    "For me personally? The schools and the school system. I moved here about 12 years ago from SA when I was still a kid, and yes while the education (meaning: what you learned in class and how strict rules were) was much better where I’m from IMO, I was so shocked that schools here had soooo many clubs and after-school programs/activities and even classes! I can’t imagine taking theater as a 12-year-old over there!!

    I also love how involved parents are in school events and programs. I also really love how teachers decorate their classrooms a lot more. I haven’t been in an actual school in years, but I have the fondest memories of my fifth grade class being so decorated and pretty lol. I'm a cornball but really appreciate American teachers for that."

    u/virtuemoir

    14. Our spookiest holiday:

    "Halloween."

    u/PloupiDoux

    Peanuts Worldwide LLC / Apple TV+

    15. Our greetings:

    "As simple as saying good morning when I walk past. Goes a long way."

    u/annoyingmoud

    16. Our fried chicken, particularly in sandwich form:

    "Fried chicken sandwiches, they got it mastered."

    u/Puzzled-Rabbit

    17. Our national parks:

    "Your outdoors.

    The sheer size of the country means there are so many national parks with a large variety of sceneries.

    That said, the sheer size of the country also means you’ll be putting the same amount of effort getting there compared to me visiting a neighbouring country."

    u/perfectpubicpimple

    18. Our protests against injustice:

    "I love the way you've been protesting against police brutality and racism. Solidarity from the UK."

    u/xxsignoff

    19. Our ability to cause a scene:

    "Complain.

    I know it sounds weird, but it's something you'll notice when you live in a passive country.

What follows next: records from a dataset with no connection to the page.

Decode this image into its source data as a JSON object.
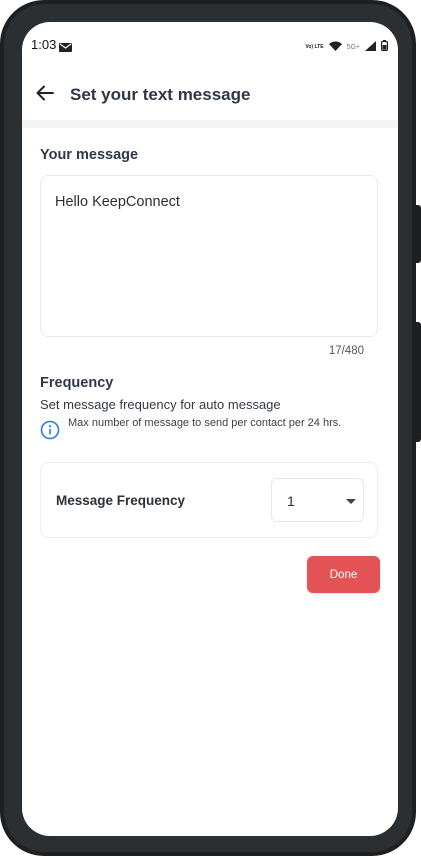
{
  "status_bar": {
    "time": "1:03",
    "network_label": "Vo) LTE",
    "fiveg_label": "5G+",
    "icons": [
      "mail-icon",
      "volte-icon",
      "wifi-icon",
      "signal-icon",
      "battery-icon"
    ]
  },
  "header": {
    "title": "Set your text message",
    "back_icon": "arrow-left-icon"
  },
  "message": {
    "section_label": "Your message",
    "value": "Hello KeepConnect",
    "char_count": "17/480"
  },
  "frequency": {
    "title": "Frequency",
    "description": "Set message frequency for auto message",
    "info_icon": "info-circle-icon",
    "info_text": "Max number of message to send per contact per 24 hrs.",
    "field_label": "Message Frequency",
    "selected_value": "1"
  },
  "actions": {
    "done_label": "Done"
  },
  "colors": {
    "accent": "#e45457",
    "info_blue": "#2c7be5",
    "title_text": "#2e3747"
  }
}
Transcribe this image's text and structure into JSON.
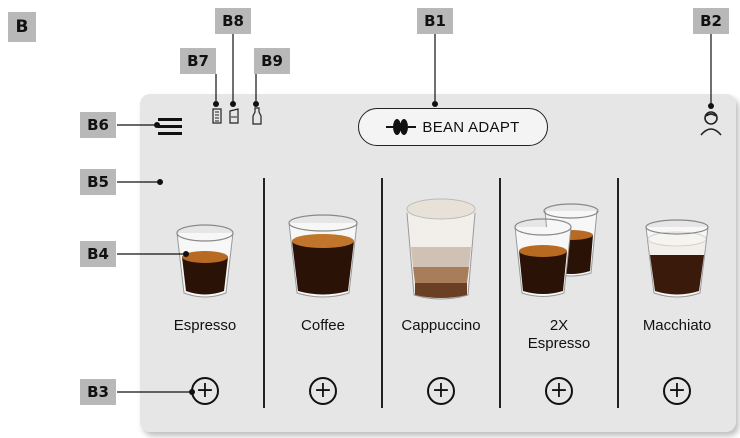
{
  "section_label": "B",
  "callouts": {
    "b1": "B1",
    "b2": "B2",
    "b3": "B3",
    "b4": "B4",
    "b5": "B5",
    "b6": "B6",
    "b7": "B7",
    "b8": "B8",
    "b9": "B9"
  },
  "header": {
    "menu_icon": "hamburger-icon",
    "status_icons": [
      "grinder-icon",
      "water-tank-icon",
      "milk-carafe-icon"
    ],
    "bean_adapt_label": "BEAN ADAPT",
    "profile_icon": "user-profile-icon"
  },
  "drinks": [
    {
      "name": "Espresso",
      "add_icon": "plus-icon"
    },
    {
      "name": "Coffee",
      "add_icon": "plus-icon"
    },
    {
      "name": "Cappuccino",
      "add_icon": "plus-icon"
    },
    {
      "name": "2X\nEspresso",
      "add_icon": "plus-icon"
    },
    {
      "name": "Macchiato",
      "add_icon": "plus-icon"
    }
  ],
  "colors": {
    "screen_bg": "#e6e6e6",
    "tag_bg": "#b8b8b8",
    "coffee": "#2a1206",
    "crema": "#b86a22",
    "milk": "#f2efea"
  }
}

    It's normal here to work Monday to Monday, not get paid overtime and work multiple jobs at once, but be paid for the lowest one. It's insane. Americans, at least, make a scene as much as they can when shit seems unfair for them. Even if sometimes it's something stupid."

    u/Bossmantho

    20. Our friendliness:

    "As a European who has done two road trips across the States, the main thing I will remember fondly for the rest of my days is how friendly people in the States are. I talked with busy New Yorkers and with homeless folks, had a fucking BBQ in Detroit with the neighbourhood. I spent the night on a farm in southern Iowa. Clubbing in Vegas, smoking and chilling in LA. I had long conversations with people who are so far apart from each other on the political and financial spectrum that it's harder to get it any wider, but I didn't meet a single person who didn't treat us very nicely."

    u/manajizwow

    21. And finally, our farewell phrases:

    "Visited America with my family when I was 16. Almost everyone who talked to us would end the conversation with 'Have a good one!' It was really nice hearing it all the time and I use the phrase all the time now."

    u/bitsmuth

    CBS

    Check out the rest of the thread for more!

    (Some comments may have been edited for length or clarity.)

    BuzzFeed Daily

    Keep up with the latest daily buzz with the BuzzFeed Daily newsletter!

    Newsletter signup form